▸ Exercise aim: Repeat the data in full and exactly. Leave the pictures out.

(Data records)
========================================================================

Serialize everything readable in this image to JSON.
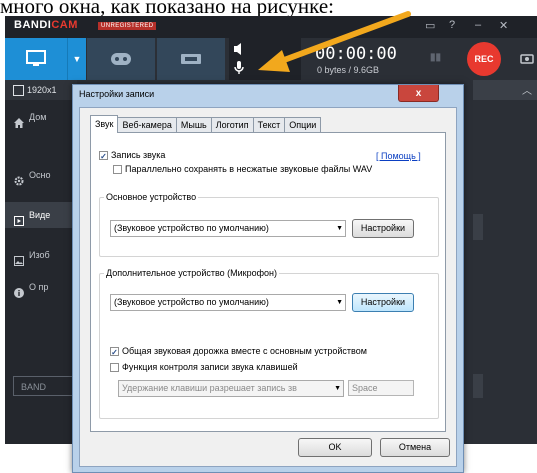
{
  "caption": "много окна, как показано на рисунке:",
  "app": {
    "brand_main": "BANDI",
    "brand_accent": "CAM",
    "unregistered": "UNREGISTERED",
    "question": "?",
    "timer": "00:00:00",
    "size": "0 bytes / 9.6GB",
    "rec_label": "REC",
    "resolution": "1920x1",
    "nav": [
      "Дом",
      "Осно",
      "Виде",
      "Изоб",
      "О пр"
    ],
    "bandi_button": "BAND"
  },
  "dialog": {
    "title": "Настройки записи",
    "close": "x",
    "tabs": [
      "Звук",
      "Веб-камера",
      "Мышь",
      "Логотип",
      "Текст",
      "Опции"
    ],
    "record_sound": "Запись звука",
    "parallel_wav": "Параллельно сохранять в несжатые звуковые файлы WAV",
    "help_link": "[ Помощь ]",
    "primary_group": "Основное устройство",
    "primary_device": "(Звуковое устройство по умолчанию)",
    "secondary_group": "Дополнительное устройство (Микрофон)",
    "secondary_device": "(Звуковое устройство по умолчанию)",
    "settings_label": "Настройки",
    "mix_track": "Общая звуковая дорожка вместе с основным устройством",
    "hotkey_control": "Функция контроля записи звука клавишей",
    "hotkey_mode": "Удержание клавиши разрешает запись зв",
    "hotkey_key": "Space",
    "ok_label": "OK",
    "cancel_label": "Отмена"
  },
  "colors": {
    "accent_blue": "#1e8fd6",
    "rec_red": "#e8392f",
    "arrow_orange": "#f2a81d",
    "app_dark": "#2b2f36"
  }
}
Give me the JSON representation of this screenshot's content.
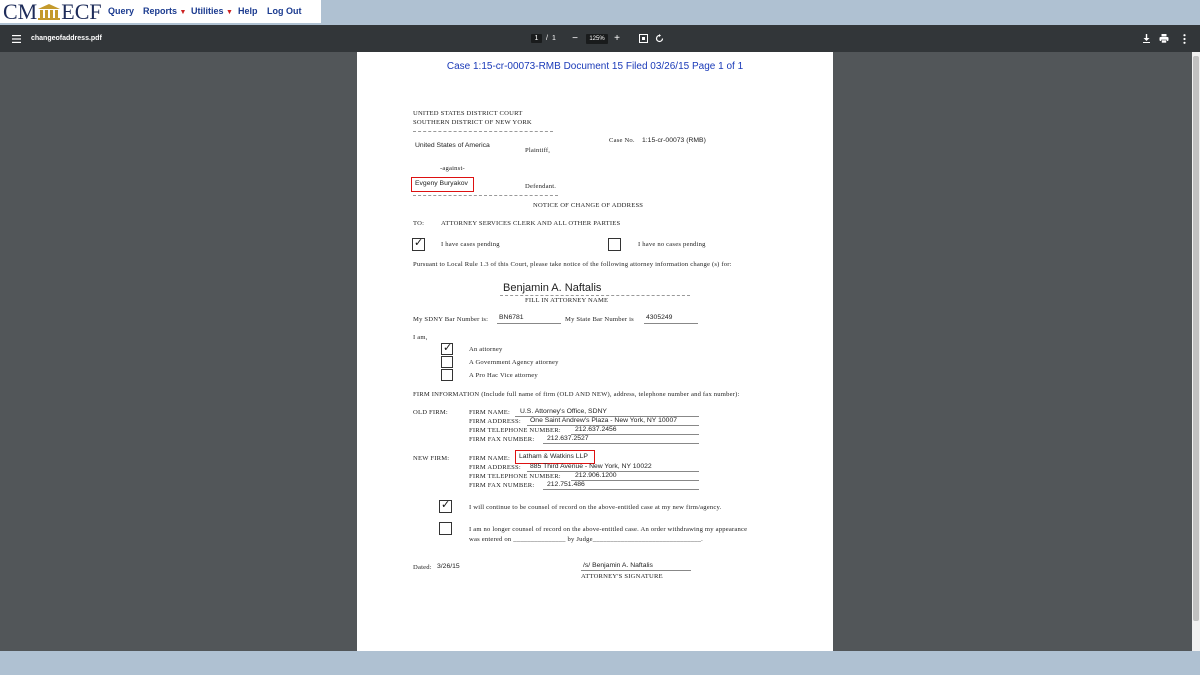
{
  "app": {
    "logo_left": "CM",
    "logo_right": "ECF",
    "menu": [
      {
        "label": "Query"
      },
      {
        "label": "Reports"
      },
      {
        "label": "Utilities"
      },
      {
        "label": "Help"
      },
      {
        "label": "Log Out"
      }
    ]
  },
  "viewer": {
    "filename": "changeofaddress.pdf",
    "page_current": "1",
    "page_sep": "/",
    "page_total": "1",
    "zoom": "125%"
  },
  "doc": {
    "header": "Case 1:15-cr-00073-RMB    Document 15    Filed 03/26/15    Page 1 of 1",
    "court1": "UNITED STATES DISTRICT COURT",
    "court2": "SOUTHERN DISTRICT OF NEW YORK",
    "plaintiff_name": "United States of America",
    "plaintiff_label": "Plaintiff,",
    "case_no_label": "Case No.",
    "case_no": "1:15-cr-00073 (RMB)",
    "against": "-against-",
    "defendant_name": "Evgeny Buryakov",
    "defendant_label": "Defendant.",
    "notice_title": "NOTICE OF CHANGE OF ADDRESS",
    "to_label": "TO:",
    "to_text": "ATTORNEY SERVICES CLERK AND ALL OTHER PARTIES",
    "cases_pending": "I have cases pending",
    "no_cases_pending": "I have no cases pending",
    "pursuant": "Pursuant to Local Rule 1.3 of this Court, please take notice of the following attorney information change (s) for:",
    "attorney_name": "Benjamin A. Naftalis",
    "fill_in_label": "FILL IN ATTORNEY NAME",
    "sdny_bar_label": "My SDNY Bar Number is:",
    "sdny_bar": "BN6781",
    "state_bar_label": "My State Bar Number is",
    "state_bar": "4305249",
    "i_am": "I am,",
    "opt_attorney": "An attorney",
    "opt_gov": "A Government Agency attorney",
    "opt_phv": "A Pro Hac Vice attorney",
    "firm_info": "FIRM INFORMATION (Include full name of firm (OLD AND NEW),  address, telephone number and fax number):",
    "old_firm_label": "OLD FIRM:",
    "new_firm_label": "NEW FIRM:",
    "firm_name_label": "FIRM NAME:",
    "firm_address_label": "FIRM ADDRESS:",
    "firm_tel_label": "FIRM TELEPHONE NUMBER:",
    "firm_fax_label": "FIRM FAX NUMBER:",
    "old_firm_name": "U.S. Attorney's Office, SDNY",
    "old_firm_address": "One Saint Andrew's Plaza - New York, NY 10007",
    "old_firm_tel": "212.637.2456",
    "old_firm_fax": "212.637.2527",
    "new_firm_name": "Latham & Watkins LLP",
    "new_firm_address": "885 Third Avenue - New York, NY 10022",
    "new_firm_tel": "212.906.1200",
    "new_firm_fax": "212.751.486",
    "continue_counsel": "I will continue to be counsel of record on the above-entitled case at my new firm/agency.",
    "no_longer_counsel": "I am no longer counsel of record on the above-entitled case.  An order withdrawing my appearance",
    "entered_on": "was entered on _______________ by Judge_______________________________.",
    "dated_label": "Dated:",
    "dated": "3/26/15",
    "signature": "/s/ Benjamin A. Naftalis",
    "signature_label": "ATTORNEY'S SIGNATURE"
  }
}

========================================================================

▸ Result for this exercise:
Serialize everything readable in this image to JSON.
{
  "caption": "много окна, как показано на рисунке:",
  "app": {
    "brand_main": "BANDI",
    "brand_accent": "CAM",
    "unregistered": "UNREGISTERED",
    "question": "?",
    "timer": "00:00:00",
    "size": "0 bytes / 9.6GB",
    "rec_label": "REC",
    "resolution": "1920x1",
    "nav": [
      "Дом",
      "Осно",
      "Виде",
      "Изоб",
      "О пр"
    ],
    "bandi_button": "BAND"
  },
  "dialog": {
    "title": "Настройки записи",
    "close": "x",
    "tabs": [
      "Звук",
      "Веб-камера",
      "Мышь",
      "Логотип",
      "Текст",
      "Опции"
    ],
    "record_sound": "Запись звука",
    "parallel_wav": "Параллельно сохранять в несжатые звуковые файлы WAV",
    "help_link": "[ Помощь ]",
    "primary_group": "Основное устройство",
    "primary_device": "(Звуковое устройство по умолчанию)",
    "secondary_group": "Дополнительное устройство (Микрофон)",
    "secondary_device": "(Звуковое устройство по умолчанию)",
    "settings_label": "Настройки",
    "mix_track": "Общая звуковая дорожка вместе с основным устройством",
    "hotkey_control": "Функция контроля записи звука клавишей",
    "hotkey_mode": "Удержание клавиши разрешает запись зв",
    "hotkey_key": "Space",
    "ok_label": "OK",
    "cancel_label": "Отмена"
  },
  "colors": {
    "accent_blue": "#1e8fd6",
    "rec_red": "#e8392f",
    "arrow_orange": "#f2a81d",
    "app_dark": "#2b2f36"
  }
}
Give me the JSON representation of this screenshot's content.
{
  "app": {
    "logo_left": "CM",
    "logo_right": "ECF",
    "menu": [
      {
        "label": "Query"
      },
      {
        "label": "Reports"
      },
      {
        "label": "Utilities"
      },
      {
        "label": "Help"
      },
      {
        "label": "Log Out"
      }
    ]
  },
  "viewer": {
    "filename": "changeofaddress.pdf",
    "page_current": "1",
    "page_sep": "/",
    "page_total": "1",
    "zoom": "125%"
  },
  "doc": {
    "header": "Case 1:15-cr-00073-RMB    Document 15    Filed 03/26/15    Page 1 of 1",
    "court1": "UNITED STATES DISTRICT COURT",
    "court2": "SOUTHERN DISTRICT OF NEW YORK",
    "plaintiff_name": "United States of America",
    "plaintiff_label": "Plaintiff,",
    "case_no_label": "Case No.",
    "case_no": "1:15-cr-00073 (RMB)",
    "against": "-against-",
    "defendant_name": "Evgeny Buryakov",
    "defendant_label": "Defendant.",
    "notice_title": "NOTICE OF CHANGE OF ADDRESS",
    "to_label": "TO:",
    "to_text": "ATTORNEY SERVICES CLERK AND ALL OTHER PARTIES",
    "cases_pending": "I have cases pending",
    "no_cases_pending": "I have no cases pending",
    "pursuant": "Pursuant to Local Rule 1.3 of this Court, please take notice of the following attorney information change (s) for:",
    "attorney_name": "Benjamin A. Naftalis",
    "fill_in_label": "FILL IN ATTORNEY NAME",
    "sdny_bar_label": "My SDNY Bar Number is:",
    "sdny_bar": "BN6781",
    "state_bar_label": "My State Bar Number is",
    "state_bar": "4305249",
    "i_am": "I am,",
    "opt_attorney": "An attorney",
    "opt_gov": "A Government Agency attorney",
    "opt_phv": "A Pro Hac Vice attorney",
    "firm_info": "FIRM INFORMATION (Include full name of firm (OLD AND NEW),  address, telephone number and fax number):",
    "old_firm_label": "OLD FIRM:",
    "new_firm_label": "NEW FIRM:",
    "firm_name_label": "FIRM NAME:",
    "firm_address_label": "FIRM ADDRESS:",
    "firm_tel_label": "FIRM TELEPHONE NUMBER:",
    "firm_fax_label": "FIRM FAX NUMBER:",
    "old_firm_name": "U.S. Attorney's Office, SDNY",
    "old_firm_address": "One Saint Andrew's Plaza - New York, NY 10007",
    "old_firm_tel": "212.637.2456",
    "old_firm_fax": "212.637.2527",
    "new_firm_name": "Latham & Watkins LLP",
    "new_firm_address": "885 Third Avenue - New York, NY 10022",
    "new_firm_tel": "212.906.1200",
    "new_firm_fax": "212.751.486",
    "continue_counsel": "I will continue to be counsel of record on the above-entitled case at my new firm/agency.",
    "no_longer_counsel": "I am no longer counsel of record on the above-entitled case.  An order withdrawing my appearance",
    "entered_on": "was entered on _______________ by Judge_______________________________.",
    "dated_label": "Dated:",
    "dated": "3/26/15",
    "signature": "/s/ Benjamin A. Naftalis",
    "signature_label": "ATTORNEY'S SIGNATURE"
  }
}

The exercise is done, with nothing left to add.